 The dissertation argues that although computers were employed as pathbreaking "electronic brains" on election night 1952, they were used in ways consistent with a long tradition of election-night reporting.  As central events in American culture, election nights had long served to showcase both news reporting and new technology, whether with 19th-century devices for displaying returns to waiting crowds or with 20th-century experiments in delivering news by radio.

 In 1952, key players - television news broadcasters, computer manufacturers, and critics - showed varied reactions to employing computers for election coverage.  But this computer use in 1952 did not represent wholesale change.  While live use of the new technology was a risk taken by broadcasters and computer makers in a quest for attention, the underlying methodology of forecasting from early returns did not represent a sharp break with pre-computer approaches.  And while computers were touted in advance as key features of election-night broadcasts, the "electronic brains" did not replace "human brains" as primary sources of analysis on election night in 1952.

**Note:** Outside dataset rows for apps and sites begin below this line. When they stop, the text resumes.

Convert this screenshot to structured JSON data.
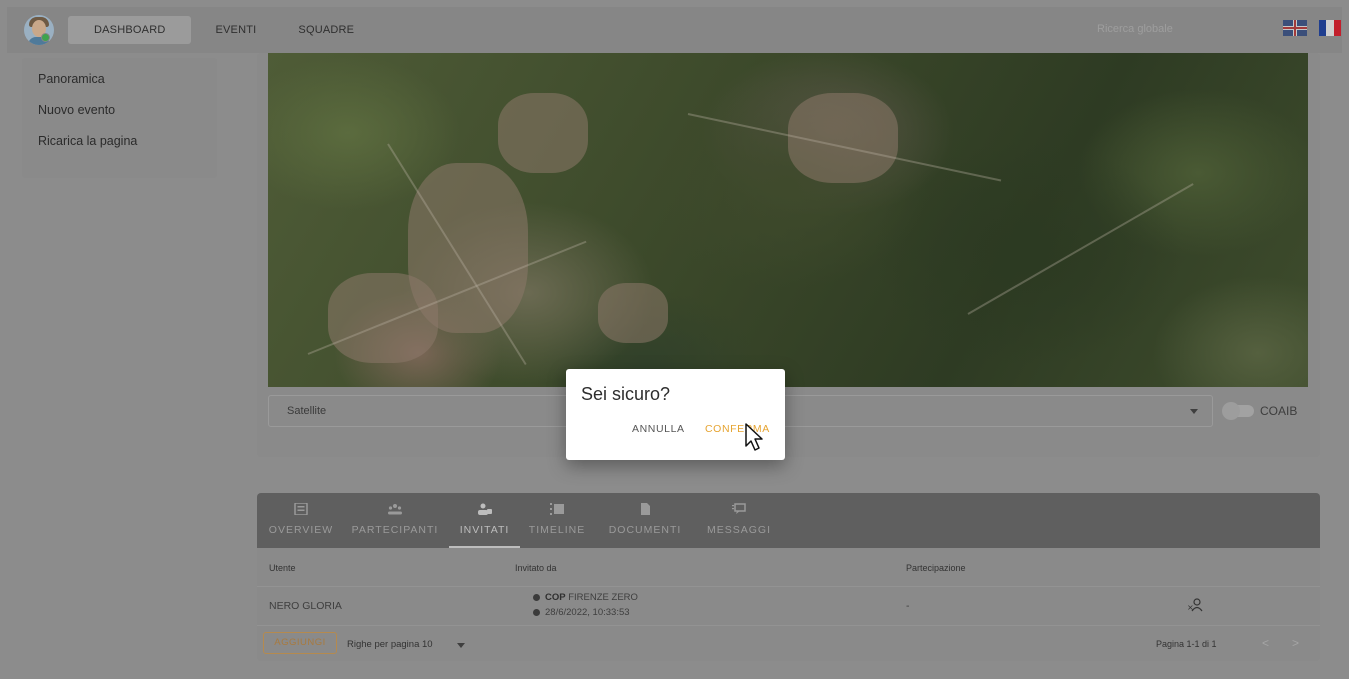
{
  "topbar": {
    "nav": {
      "dashboard": "DASHBOARD",
      "eventi": "EVENTI",
      "squadre": "SQUADRE"
    },
    "search_placeholder": "Ricerca globale",
    "languages": [
      "english-flag-icon",
      "french-flag-icon"
    ]
  },
  "sidebar": {
    "items": [
      {
        "label": "Panoramica"
      },
      {
        "label": "Nuovo evento"
      },
      {
        "label": "Ricarica la pagina"
      }
    ]
  },
  "map": {
    "layer_select": "Satellite",
    "toggle_label": "COAIB",
    "toggle_on": false
  },
  "tabs": {
    "items": [
      {
        "label": "OVERVIEW",
        "icon": "overview-icon"
      },
      {
        "label": "PARTECIPANTI",
        "icon": "group-icon"
      },
      {
        "label": "INVITATI",
        "icon": "invite-user-icon",
        "active": true
      },
      {
        "label": "TIMELINE",
        "icon": "timeline-icon"
      },
      {
        "label": "DOCUMENTI",
        "icon": "document-icon"
      },
      {
        "label": "MESSAGGI",
        "icon": "message-icon"
      }
    ]
  },
  "table": {
    "headers": {
      "utente": "Utente",
      "invitato_da": "Invitato da",
      "partecipazione": "Partecipazione"
    },
    "rows": [
      {
        "utente": "NERO GLORIA",
        "invitato_da_prefix": "COP",
        "invitato_da_name": "FIRENZE ZERO",
        "invitato_data": "28/6/2022, 10:33:53",
        "partecipazione": "-"
      }
    ]
  },
  "footer": {
    "add_label": "AGGIUNGI",
    "rows_per_page_label": "Righe per pagina",
    "rows_per_page_value": "10",
    "page_info": "Pagina 1-1 di 1",
    "prev": "<",
    "next": ">"
  },
  "dialog": {
    "title": "Sei sicuro?",
    "cancel": "ANNULLA",
    "confirm": "CONFERMA"
  },
  "colors": {
    "accent": "#e6a431",
    "overlay": "#8a8a8a",
    "tabbar": "#5f5f5f",
    "flag_fr_blue": "#1f3e8f",
    "flag_fr_white": "#cfcfcf",
    "flag_fr_red": "#c21f2c"
  }
}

 This case study chronicles the circumstances under which a new technology was employed by a relatively new form of the news media.  On election night 1952, the computer was deployed not so much to revolutionize news reporting as to capture public attention.  It functioned in line with existing values and practices of election-night journalism.  In this important instance, therefore, the new technology's technical features were less a driving force for adoption than its usefulness as a wonder and as a symbol to enhance the prestige of its adopters.  This suggests that a new technology's capacity to provide both technical and symbolic social utility can be key to its chances for adoption by the news media.